I am an applicant for this year’s DR residency cycle. I’m in a unique position and would value your opinion. I began medical school at a DO program but am now graduating from a foreign MD program. In essence, I was not able to satisfactorily perform osteopathic manipulations. And, I couldn’t pass the final lab at the end of year 2. Instead of repeating the year, I transferred to an offshore school with US-based rotations on my original four-year timeline for graduating.
Nonetheless, I have otherwise satisfactory pre-clinical grades, clerkship scores, and decent board exams, without any other failures or professionalism concerns. My failure of the class and switching school is a large red flag in my profile. I’m very candid about all of this in my application but would like to know your initial impression as a program director if this scenario came across your desk.
Thanks for your time!
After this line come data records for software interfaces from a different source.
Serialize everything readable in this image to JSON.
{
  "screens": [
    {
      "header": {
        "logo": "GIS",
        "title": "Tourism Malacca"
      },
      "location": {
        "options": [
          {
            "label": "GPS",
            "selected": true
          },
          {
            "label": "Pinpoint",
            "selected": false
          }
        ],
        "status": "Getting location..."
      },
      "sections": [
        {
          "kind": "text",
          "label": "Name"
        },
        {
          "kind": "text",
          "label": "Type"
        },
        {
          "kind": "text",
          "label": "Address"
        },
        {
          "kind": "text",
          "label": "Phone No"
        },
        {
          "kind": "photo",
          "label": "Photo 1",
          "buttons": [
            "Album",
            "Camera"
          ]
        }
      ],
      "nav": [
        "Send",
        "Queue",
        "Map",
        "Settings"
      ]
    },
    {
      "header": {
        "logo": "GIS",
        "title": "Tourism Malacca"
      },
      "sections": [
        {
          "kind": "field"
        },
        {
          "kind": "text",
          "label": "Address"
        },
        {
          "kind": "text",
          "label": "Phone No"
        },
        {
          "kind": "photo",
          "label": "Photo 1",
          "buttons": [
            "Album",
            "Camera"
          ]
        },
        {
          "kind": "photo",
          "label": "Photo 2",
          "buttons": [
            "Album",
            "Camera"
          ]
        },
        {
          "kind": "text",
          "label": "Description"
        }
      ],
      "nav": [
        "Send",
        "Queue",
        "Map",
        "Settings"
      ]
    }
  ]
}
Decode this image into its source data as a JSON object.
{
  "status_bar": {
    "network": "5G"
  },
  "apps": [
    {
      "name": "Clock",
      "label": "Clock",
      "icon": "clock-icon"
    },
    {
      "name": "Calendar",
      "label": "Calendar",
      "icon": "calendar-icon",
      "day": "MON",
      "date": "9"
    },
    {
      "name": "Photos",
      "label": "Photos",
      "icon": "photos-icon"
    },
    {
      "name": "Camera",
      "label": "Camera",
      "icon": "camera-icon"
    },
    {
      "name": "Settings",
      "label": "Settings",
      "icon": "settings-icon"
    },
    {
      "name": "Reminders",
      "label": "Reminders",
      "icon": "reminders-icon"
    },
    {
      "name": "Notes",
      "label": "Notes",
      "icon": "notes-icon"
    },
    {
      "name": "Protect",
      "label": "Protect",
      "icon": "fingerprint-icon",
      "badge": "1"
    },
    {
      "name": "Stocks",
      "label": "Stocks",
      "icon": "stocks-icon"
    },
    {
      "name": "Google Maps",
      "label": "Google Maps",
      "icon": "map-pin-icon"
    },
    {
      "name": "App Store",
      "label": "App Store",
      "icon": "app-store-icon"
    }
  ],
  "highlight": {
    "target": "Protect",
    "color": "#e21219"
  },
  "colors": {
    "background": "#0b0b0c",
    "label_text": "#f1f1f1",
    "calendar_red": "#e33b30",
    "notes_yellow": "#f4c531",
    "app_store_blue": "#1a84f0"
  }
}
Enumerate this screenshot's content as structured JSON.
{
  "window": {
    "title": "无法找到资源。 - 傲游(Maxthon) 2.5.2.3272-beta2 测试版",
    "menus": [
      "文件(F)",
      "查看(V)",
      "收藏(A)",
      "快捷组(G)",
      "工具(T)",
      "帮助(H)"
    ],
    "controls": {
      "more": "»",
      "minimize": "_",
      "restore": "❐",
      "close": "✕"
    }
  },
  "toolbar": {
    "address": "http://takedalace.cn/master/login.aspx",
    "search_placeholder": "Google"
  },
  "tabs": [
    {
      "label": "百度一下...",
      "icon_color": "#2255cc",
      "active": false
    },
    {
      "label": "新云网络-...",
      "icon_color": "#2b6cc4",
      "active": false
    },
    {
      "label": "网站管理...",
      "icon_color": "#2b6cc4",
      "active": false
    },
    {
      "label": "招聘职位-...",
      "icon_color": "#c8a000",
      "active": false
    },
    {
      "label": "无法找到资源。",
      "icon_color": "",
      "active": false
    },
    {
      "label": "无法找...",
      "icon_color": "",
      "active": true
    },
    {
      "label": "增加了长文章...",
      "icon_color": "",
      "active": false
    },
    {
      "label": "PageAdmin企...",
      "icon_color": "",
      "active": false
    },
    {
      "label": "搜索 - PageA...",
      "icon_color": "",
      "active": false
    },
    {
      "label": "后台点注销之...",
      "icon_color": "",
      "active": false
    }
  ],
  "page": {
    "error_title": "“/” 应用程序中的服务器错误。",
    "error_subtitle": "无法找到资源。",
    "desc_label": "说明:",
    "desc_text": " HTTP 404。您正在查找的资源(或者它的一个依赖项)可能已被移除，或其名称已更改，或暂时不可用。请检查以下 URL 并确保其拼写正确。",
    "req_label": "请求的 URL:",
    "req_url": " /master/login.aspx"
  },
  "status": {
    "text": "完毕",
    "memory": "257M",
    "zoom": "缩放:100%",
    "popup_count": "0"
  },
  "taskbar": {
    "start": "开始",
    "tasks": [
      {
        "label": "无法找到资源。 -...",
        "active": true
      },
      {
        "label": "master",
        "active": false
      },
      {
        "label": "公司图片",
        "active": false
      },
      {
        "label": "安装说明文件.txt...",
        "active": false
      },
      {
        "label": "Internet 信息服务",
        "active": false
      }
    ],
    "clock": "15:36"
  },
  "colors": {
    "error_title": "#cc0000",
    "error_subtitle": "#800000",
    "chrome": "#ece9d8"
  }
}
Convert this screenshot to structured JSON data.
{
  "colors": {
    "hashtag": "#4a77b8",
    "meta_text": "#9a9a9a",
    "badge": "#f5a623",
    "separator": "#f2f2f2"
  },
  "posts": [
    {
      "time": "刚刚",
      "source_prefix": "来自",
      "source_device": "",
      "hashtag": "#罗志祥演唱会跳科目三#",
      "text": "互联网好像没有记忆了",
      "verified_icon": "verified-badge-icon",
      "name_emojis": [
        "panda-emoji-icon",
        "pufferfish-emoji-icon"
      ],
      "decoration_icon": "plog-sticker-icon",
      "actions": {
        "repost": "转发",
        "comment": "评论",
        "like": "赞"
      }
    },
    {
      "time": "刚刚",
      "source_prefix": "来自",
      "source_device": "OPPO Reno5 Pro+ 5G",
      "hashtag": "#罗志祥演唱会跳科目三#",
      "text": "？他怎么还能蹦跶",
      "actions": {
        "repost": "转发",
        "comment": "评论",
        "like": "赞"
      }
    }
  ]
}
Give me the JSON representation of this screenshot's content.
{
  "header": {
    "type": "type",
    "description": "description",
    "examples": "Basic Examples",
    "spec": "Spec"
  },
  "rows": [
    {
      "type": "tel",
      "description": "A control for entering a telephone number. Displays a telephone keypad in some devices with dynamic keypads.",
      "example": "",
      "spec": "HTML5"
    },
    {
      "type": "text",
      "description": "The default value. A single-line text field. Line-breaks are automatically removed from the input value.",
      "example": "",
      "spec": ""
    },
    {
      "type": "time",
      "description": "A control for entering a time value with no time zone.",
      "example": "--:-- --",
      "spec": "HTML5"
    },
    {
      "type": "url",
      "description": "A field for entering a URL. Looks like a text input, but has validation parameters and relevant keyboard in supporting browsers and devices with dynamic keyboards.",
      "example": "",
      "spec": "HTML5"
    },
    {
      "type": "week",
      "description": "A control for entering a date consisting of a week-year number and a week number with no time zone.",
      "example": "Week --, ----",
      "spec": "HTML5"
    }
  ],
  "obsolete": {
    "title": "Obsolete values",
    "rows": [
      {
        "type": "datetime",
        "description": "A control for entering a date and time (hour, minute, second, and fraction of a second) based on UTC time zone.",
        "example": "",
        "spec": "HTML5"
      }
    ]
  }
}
Unfortunately, I have to say that you will have an uphill battle after your failed course, not to say that getting into residency is impossible. One of the red flags that most radiology residencies look for is why you have changed schools. And, if you couldn’t pass a particular class, most residencies will want to know why.
In radiology residency, you will need to perform procedures in interventional radiology and body imaging. You will need to develop a reasonable explanation of why you can perform these technical procedures competently even though you had a failed course of osteopathic manipulation. Maybe, you can demonstrate that you performed well in another technically based rotation and get recommendations in that area. That would certainly help your case. Nevertheless, your goal should be to explain to residencies why you can safely complete procedures, especially since that seems to be the reason why you were unable to complete your DO degree.
Hope that helps a bit,
Barry Julius, MD